[01:09:28] Jack: Well, next steps, there's plenty of them. First of all, move, which is happening in a couple of weeks. I think when this podcast comes out, I'm gonna be already moved. So, I'll be just settling in then comes working more with with, with my new company, which is our intelligence. And right now we'll, we're just building dag you know, human, emotional, and social, social, emotional skills, diagnostic tools which eventually are going to, you know, they they're, they're the ones that are gonna feed all these other wonderful projects that we have in mind for the future.
And if people wanna get a hold of me, I'm very easy to get a hold of on LinkedIn. I'm also on Twitter and just look for the hashtag six days of data. And you'll probably find me as well. Not just Ken, just because I don't post every day, but almost every day. Nowadays I decided that I wanna post jokes once in a while.
And people like jokes more than my posts, so I'll probably eventually just post jokes that have to do with machine learning. and if you have any questions, I mean, I love mentoring people who are just starting because I know getting into data science is not easy. There's still a lot of work to do since, because I worked, I worked a lot before with human resources, people, human resources still has no idea how to hire data scientists or data or data analysts and even less data engineers.

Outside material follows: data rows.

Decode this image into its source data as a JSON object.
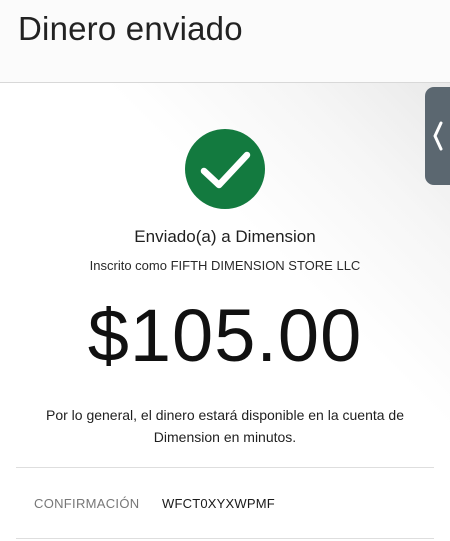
{
  "header": {
    "title": "Dinero enviado"
  },
  "confirmation_screen": {
    "status_icon": "check-icon",
    "sent_to": "Enviado(a) a Dimension",
    "enrolled_as": "Inscrito como FIFTH DIMENSION STORE LLC",
    "amount": "$105.00",
    "info_message": "Por lo general, el dinero estará disponible en la cuenta de Dimension en minutos.",
    "confirmation_label": "CONFIRMACIÓN",
    "confirmation_number": "WFCT0XYXWPMF"
  },
  "side_panel_tab": {
    "icon": "chevron-left-icon"
  },
  "colors": {
    "success_green": "#137a3f",
    "side_tab": "#5b6770"
  }
}
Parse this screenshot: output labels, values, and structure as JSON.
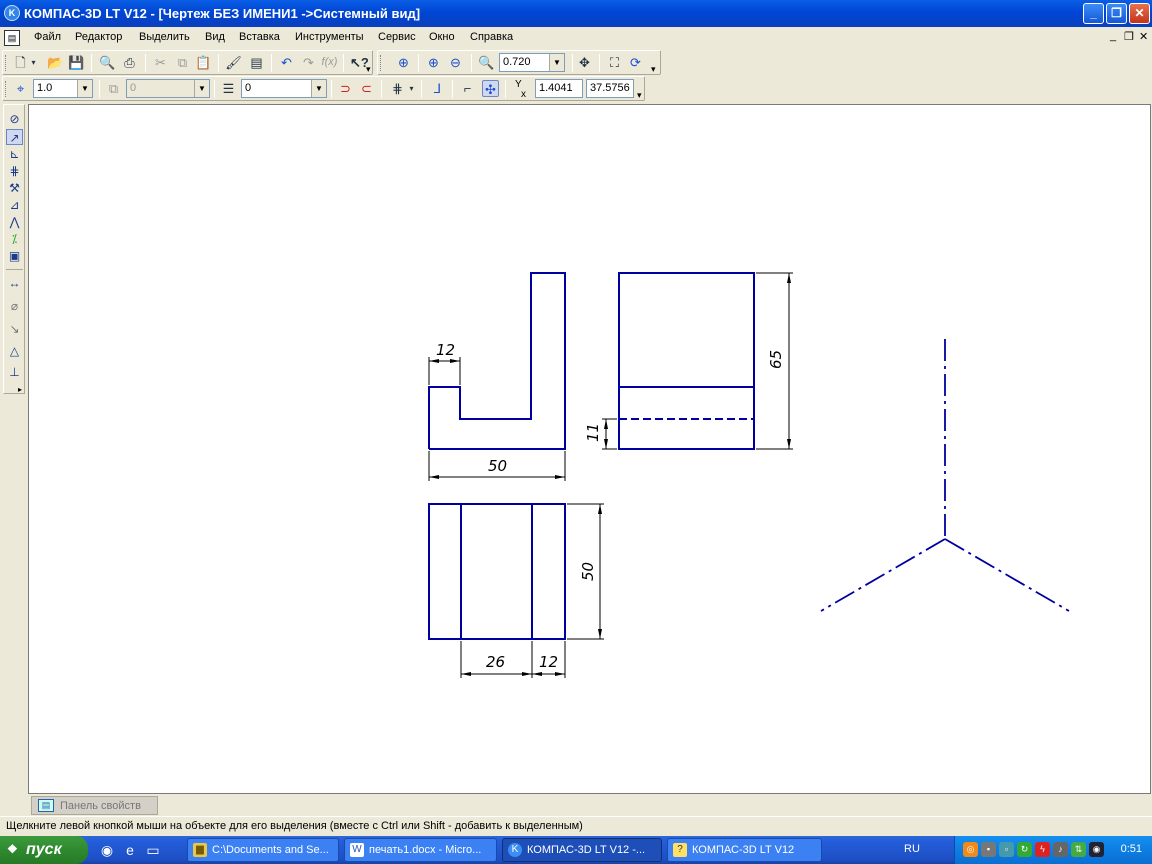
{
  "window": {
    "title": "КОМПАС-3D LT V12 - [Чертеж БЕЗ ИМЕНИ1 ->Системный вид]",
    "icon": "kompas-logo-icon",
    "controls": {
      "minimize": "_",
      "restore": "❐",
      "close": "✕"
    }
  },
  "menu": {
    "items": [
      "Файл",
      "Редактор",
      "Выделить",
      "Вид",
      "Вставка",
      "Инструменты",
      "Сервис",
      "Окно",
      "Справка"
    ],
    "mdi_controls": {
      "minimize": "_",
      "restore": "❐",
      "close": "✕"
    }
  },
  "toolbar_standard": {
    "zoom_value": "0.720"
  },
  "toolbar_current_state": {
    "step_value": "1.0",
    "layer_value": "0",
    "style_value": "0",
    "coord_label_y": "Y",
    "coord_label_x": "x",
    "coord_x": "1.4041",
    "coord_y": "37.5756"
  },
  "drawing": {
    "line_color": "#0000a0",
    "dimensions": {
      "front_width": "50",
      "front_step": "12",
      "side_height": "65",
      "side_hidden": "11",
      "top_depth": "50",
      "top_middle": "26",
      "top_right": "12"
    }
  },
  "property_panel": {
    "tab_label": "Панель свойств"
  },
  "status": {
    "text": "Щелкните левой кнопкой мыши на объекте для его выделения (вместе с Ctrl или Shift - добавить к выделенным)"
  },
  "taskbar": {
    "start_label": "пуск",
    "tasks": [
      {
        "label": "C:\\Documents and Se...",
        "icon": "folder-icon"
      },
      {
        "label": "печать1.docx - Micro...",
        "icon": "word-icon"
      },
      {
        "label": "КОМПАС-3D LT V12 -...",
        "icon": "kompas-icon"
      },
      {
        "label": "КОМПАС-3D LT V12",
        "icon": "help-icon"
      }
    ],
    "language": "RU",
    "clock": "0:51"
  }
}
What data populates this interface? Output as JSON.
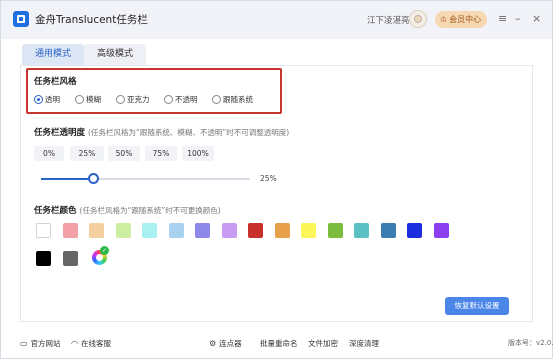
{
  "app": {
    "title": "金舟Translucent任务栏",
    "user_name": "江下凌湛亮",
    "vip_label": "会员中心"
  },
  "title_icons": [
    "menu-icon",
    "minimize-icon",
    "close-icon"
  ],
  "tabs": [
    {
      "label": "通用模式",
      "active": true
    },
    {
      "label": "高级模式",
      "active": false
    }
  ],
  "taskbar_style": {
    "title": "任务栏风格",
    "options": [
      "透明",
      "模糊",
      "亚克力",
      "不透明",
      "跟随系统"
    ],
    "selected": "透明"
  },
  "transparency": {
    "title": "任务栏透明度",
    "note": "(任务栏风格为“跟随系统、模糊、不透明”时不可调整透明度)",
    "presets": [
      "0%",
      "25%",
      "50%",
      "75%",
      "100%"
    ],
    "value": 25,
    "value_label": "25%"
  },
  "color": {
    "title": "任务栏颜色",
    "note": "(任务栏风格为“跟随系统”时不可更换颜色)",
    "swatches": [
      "#ffffff",
      "#f4a0a8",
      "#f6cfa0",
      "#cdeea0",
      "#a9f0f0",
      "#a8d2f0",
      "#8e88e8",
      "#c79cf2",
      "#c9302c",
      "#e8a04a",
      "#fdf65a",
      "#7dbd3e",
      "#5bc0c4",
      "#3a7db0",
      "#1c2ee0",
      "#8a3ef0",
      "#000000",
      "#666666"
    ],
    "accent": "#2a64c6"
  },
  "restore_label": "恢复默认设置",
  "footer": {
    "website": "官方网站",
    "service": "在线客服",
    "tools": [
      "连点器",
      "批量重命名",
      "文件加密",
      "深度清理"
    ],
    "version": "版本号：v2.0.5"
  }
}
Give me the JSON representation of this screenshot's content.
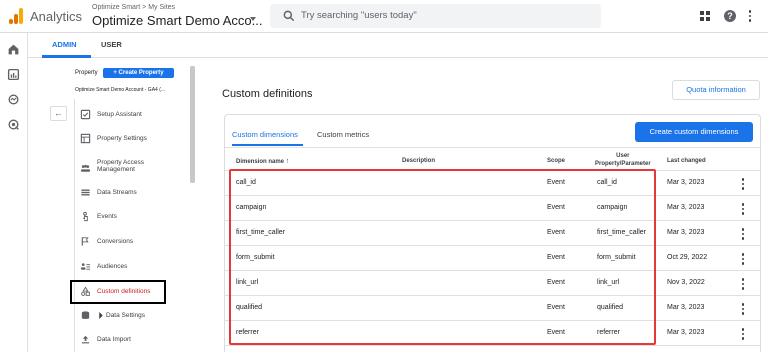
{
  "topbar": {
    "app_name": "Analytics",
    "breadcrumb": "Optimize Smart > My Sites",
    "account_name": "Optimize Smart Demo Acco...",
    "search_placeholder": "Try searching \"users today\"",
    "logo_colors": [
      "#f9ab00",
      "#e37400",
      "#e37400"
    ]
  },
  "admin_tabs": {
    "admin": "ADMIN",
    "user": "USER"
  },
  "leftnav": {
    "property_label": "Property",
    "create_property": "+ Create Property",
    "property_name": "Optimize Smart Demo Account - GA4 (...",
    "items": [
      {
        "label": "Setup Assistant",
        "icon": "checkbox-icon"
      },
      {
        "label": "Property Settings",
        "icon": "settings-page-icon"
      },
      {
        "label": "Property Access\nManagement",
        "icon": "people-icon"
      },
      {
        "label": "Data Streams",
        "icon": "streams-icon"
      },
      {
        "label": "Events",
        "icon": "touch-icon"
      },
      {
        "label": "Conversions",
        "icon": "flag-icon"
      },
      {
        "label": "Audiences",
        "icon": "audiences-icon"
      },
      {
        "label": "Custom definitions",
        "icon": "shapes-icon"
      },
      {
        "label": "Data Settings",
        "icon": "database-icon"
      },
      {
        "label": "Data Import",
        "icon": "upload-icon"
      }
    ]
  },
  "main": {
    "title": "Custom definitions",
    "quota_button": "Quota information",
    "tabs": [
      "Custom dimensions",
      "Custom metrics"
    ],
    "create_button": "Create custom dimensions",
    "columns": {
      "name": "Dimension name",
      "description": "Description",
      "scope": "Scope",
      "user_param": "User\nProperty/Parameter",
      "last_changed": "Last changed"
    },
    "rows": [
      {
        "name": "call_id",
        "description": "",
        "scope": "Event",
        "param": "call_id",
        "date": "Mar 3, 2023"
      },
      {
        "name": "campaign",
        "description": "",
        "scope": "Event",
        "param": "campaign",
        "date": "Mar 3, 2023"
      },
      {
        "name": "first_time_caller",
        "description": "",
        "scope": "Event",
        "param": "first_time_caller",
        "date": "Mar 3, 2023"
      },
      {
        "name": "form_submit",
        "description": "",
        "scope": "Event",
        "param": "form_submit",
        "date": "Oct 29, 2022"
      },
      {
        "name": "link_url",
        "description": "",
        "scope": "Event",
        "param": "link_url",
        "date": "Nov 3, 2022"
      },
      {
        "name": "qualified",
        "description": "",
        "scope": "Event",
        "param": "qualified",
        "date": "Mar 3, 2023"
      },
      {
        "name": "referrer",
        "description": "",
        "scope": "Event",
        "param": "referrer",
        "date": "Mar 3, 2023"
      }
    ]
  },
  "colors": {
    "accent": "#1a73e8",
    "highlight": "#e53935",
    "active_nav": "#c5221f"
  }
}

Most of them don't even know what the difference is between one or the other, which is a big issue. So don't fret start, move forward. And if you need any help, just look me up join the 66 days community. It's an amazing community. Literally one of the best communities I've been a part of because when you make a mistake, people are gonna help you solve it.
Instead of just telling you, Hey, you made a mistake. so, and it's a very supportive community. So really join us and just be happy and whatever it is, you do share it. Be happy to share, you know, whatever you can, that doesn't conflict with, whatever it is you're working on. And I mean, really just happy to be part of the community and can thank you very much for opening the doors to data science for so many people. I really hope that by the time you retire, you can see the fruits of your labor.
[01:12:03] Ken: Excellent. Well, I don't think I'll ever retire cuz I love what I do and you know, I get really antsy when I, when I don't do anything even on vacation. So I think it'll be a lifelong journey for me. And you know, even if I don't, I feel like I'm doing the work and doing the things that I really enjoy talking to people like yourself.
I'll leave all your, all your links in the description so people can, can reach you on Twitter or LinkedIn. And I'm really excited to see what the future holds for you.
[01:12:35] Jack: Same here and we'll be in touch and whatever you can trust me, we'll build interesting stuff at some point in the future.
[01:12:42] Ken: I'm looking forward to it.